[Raw data Boundary: Start]

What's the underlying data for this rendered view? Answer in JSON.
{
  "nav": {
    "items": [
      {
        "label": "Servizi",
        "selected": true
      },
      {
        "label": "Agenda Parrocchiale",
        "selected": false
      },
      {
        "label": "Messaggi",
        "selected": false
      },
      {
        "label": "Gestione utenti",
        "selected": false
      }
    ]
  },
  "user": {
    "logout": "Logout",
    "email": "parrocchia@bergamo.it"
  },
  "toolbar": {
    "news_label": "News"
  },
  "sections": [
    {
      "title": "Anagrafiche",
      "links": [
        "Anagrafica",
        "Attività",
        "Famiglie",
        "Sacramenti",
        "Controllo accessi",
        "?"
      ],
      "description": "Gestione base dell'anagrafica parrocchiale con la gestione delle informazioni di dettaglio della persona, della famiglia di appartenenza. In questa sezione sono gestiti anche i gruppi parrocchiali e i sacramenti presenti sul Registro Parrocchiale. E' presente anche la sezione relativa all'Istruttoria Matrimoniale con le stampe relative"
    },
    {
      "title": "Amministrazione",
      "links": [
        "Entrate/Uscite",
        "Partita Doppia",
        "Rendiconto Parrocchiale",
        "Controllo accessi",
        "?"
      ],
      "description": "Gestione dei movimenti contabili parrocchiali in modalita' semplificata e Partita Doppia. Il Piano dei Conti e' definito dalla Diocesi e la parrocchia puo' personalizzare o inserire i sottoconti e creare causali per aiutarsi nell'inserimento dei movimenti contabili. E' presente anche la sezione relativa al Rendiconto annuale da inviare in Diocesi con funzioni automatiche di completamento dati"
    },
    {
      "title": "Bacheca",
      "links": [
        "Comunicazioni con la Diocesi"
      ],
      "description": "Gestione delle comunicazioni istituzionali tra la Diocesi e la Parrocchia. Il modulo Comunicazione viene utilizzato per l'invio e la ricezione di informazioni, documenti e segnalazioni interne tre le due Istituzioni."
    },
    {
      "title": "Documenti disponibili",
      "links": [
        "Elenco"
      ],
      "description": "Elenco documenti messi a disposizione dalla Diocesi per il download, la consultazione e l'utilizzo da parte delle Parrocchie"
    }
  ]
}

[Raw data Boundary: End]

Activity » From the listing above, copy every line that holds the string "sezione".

Written response »
      "description": "Gestione base dell'anagrafica parrocchiale con la gestione delle informazioni di dettaglio della persona, della famiglia di appartenenza. In questa sezione sono gestiti anche i gruppi parrocchiali e i sacramenti presenti sul Registro Parrocchiale. E' presente anche la sezione relativa all'Istruttoria Matrimoniale con le stampe relative"
      "description": "Gestione dei movimenti contabili parrocchiali in modalita' semplificata e Partita Doppia. Il Piano dei Conti e' definito dalla Diocesi e la parrocchia puo' personalizzare o inserire i sottoconti e creare causali per aiutarsi nell'inserimento dei movimenti contabili. E' presente anche la sezione relativa al Rendiconto annuale da inviare in Diocesi con funzioni automatiche di completamento dati"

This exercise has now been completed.